> INSTRUCTIONS FOR THE TASK: Set the listing down again exactly, please, apart from its pictures.

> PROVIDED ENTRIES:
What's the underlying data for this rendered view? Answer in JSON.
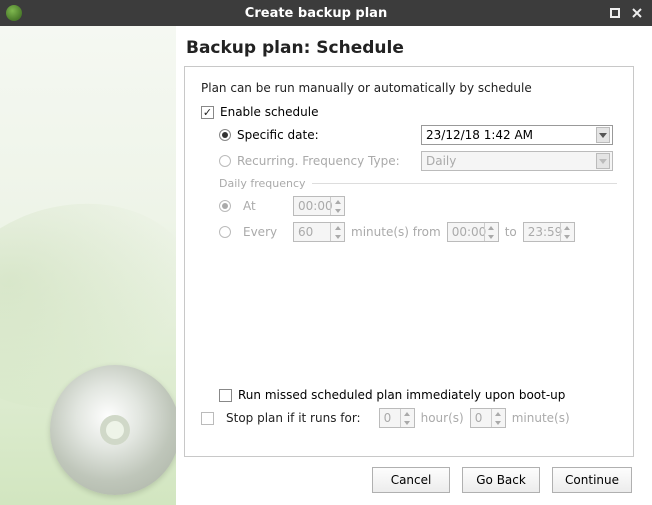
{
  "titlebar": {
    "title": "Create backup plan"
  },
  "page": {
    "heading": "Backup plan: Schedule"
  },
  "intro": "Plan can be run manually or automatically by schedule",
  "enable_schedule": {
    "label": "Enable schedule",
    "checked": true
  },
  "specific_date": {
    "label": "Specific date:",
    "value": "23/12/18 1:42 AM",
    "selected": true
  },
  "recurring": {
    "label": "Recurring. Frequency Type:",
    "value": "Daily",
    "selected": false
  },
  "daily_frequency": {
    "legend": "Daily frequency",
    "at": {
      "label": "At",
      "value": "00:00",
      "selected": true
    },
    "every": {
      "label": "Every",
      "value": "60",
      "unit": "minute(s) from",
      "from": "00:00",
      "to_label": "to",
      "to": "23:59",
      "selected": false
    }
  },
  "run_missed": {
    "label": "Run missed scheduled plan immediately upon boot-up",
    "checked": false
  },
  "stop_plan": {
    "label": "Stop plan if it runs for:",
    "hours": "0",
    "hours_label": "hour(s)",
    "minutes": "0",
    "minutes_label": "minute(s)",
    "checked": false
  },
  "buttons": {
    "cancel": "Cancel",
    "go_back": "Go Back",
    "continue": "Continue"
  }
}
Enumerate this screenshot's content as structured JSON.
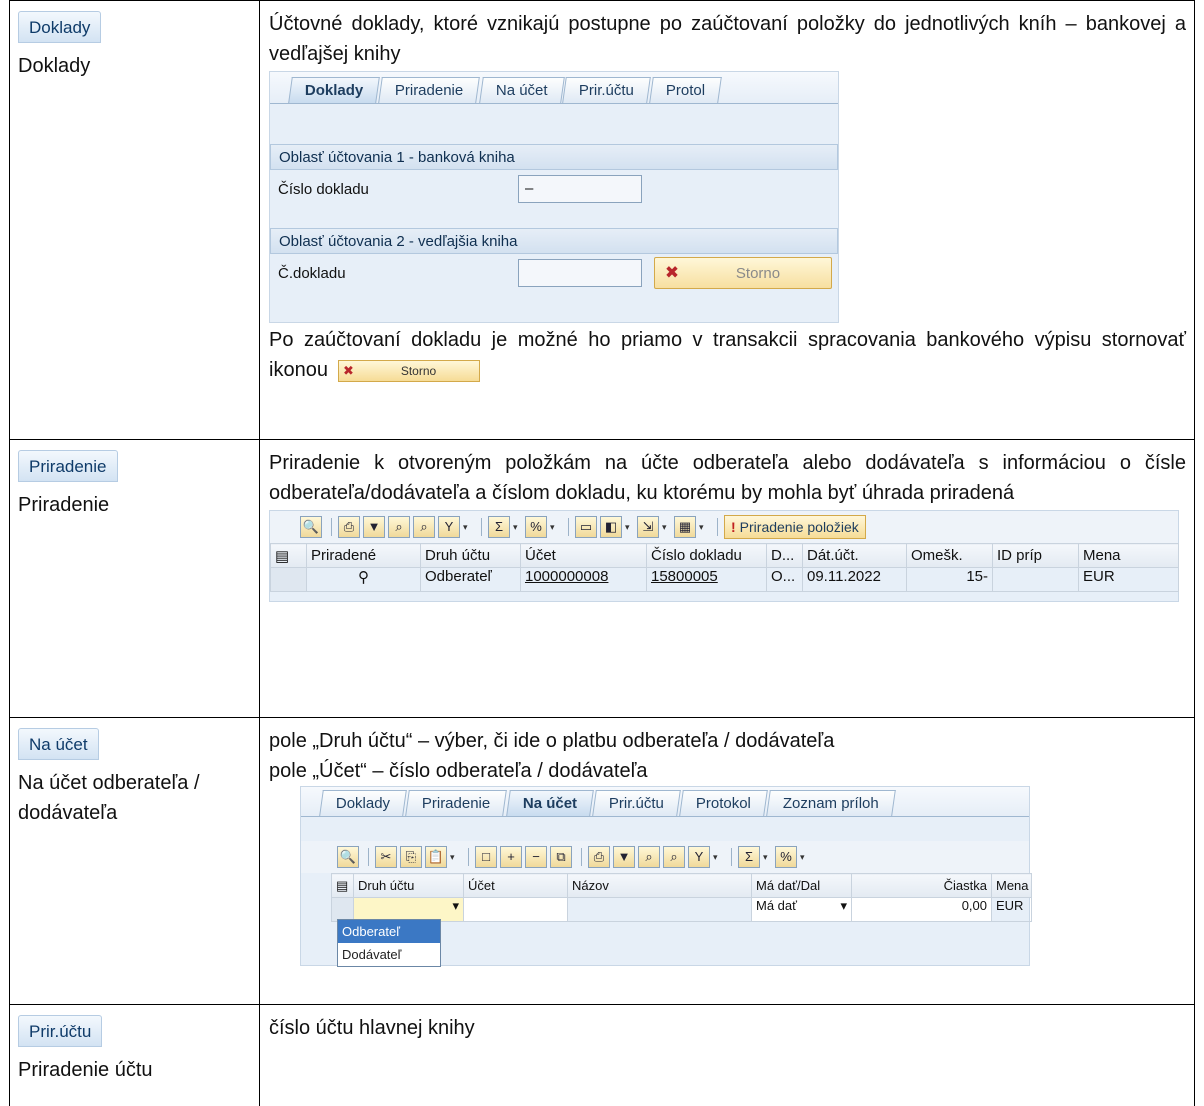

> SOLUTION FOR THIS EXERCISE:
What's the underlying data for this rendered view? Answer in JSON.
{
  "titlebar": {
    "title": "Create backup plan"
  },
  "page": {
    "heading": "Backup plan: Schedule"
  },
  "intro": "Plan can be run manually or automatically by schedule",
  "enable_schedule": {
    "label": "Enable schedule",
    "checked": true
  },
  "specific_date": {
    "label": "Specific date:",
    "value": "23/12/18 1:42 AM",
    "selected": true
  },
  "recurring": {
    "label": "Recurring. Frequency Type:",
    "value": "Daily",
    "selected": false
  },
  "daily_frequency": {
    "legend": "Daily frequency",
    "at": {
      "label": "At",
      "value": "00:00",
      "selected": true
    },
    "every": {
      "label": "Every",
      "value": "60",
      "unit": "minute(s) from",
      "from": "00:00",
      "to_label": "to",
      "to": "23:59",
      "selected": false
    }
  },
  "run_missed": {
    "label": "Run missed scheduled plan immediately upon boot-up",
    "checked": false
  },
  "stop_plan": {
    "label": "Stop plan if it runs for:",
    "hours": "0",
    "hours_label": "hour(s)",
    "minutes": "0",
    "minutes_label": "minute(s)",
    "checked": false
  },
  "buttons": {
    "cancel": "Cancel",
    "go_back": "Go Back",
    "continue": "Continue"
  }
}
Enumerate this screenshot's content as structured JSON.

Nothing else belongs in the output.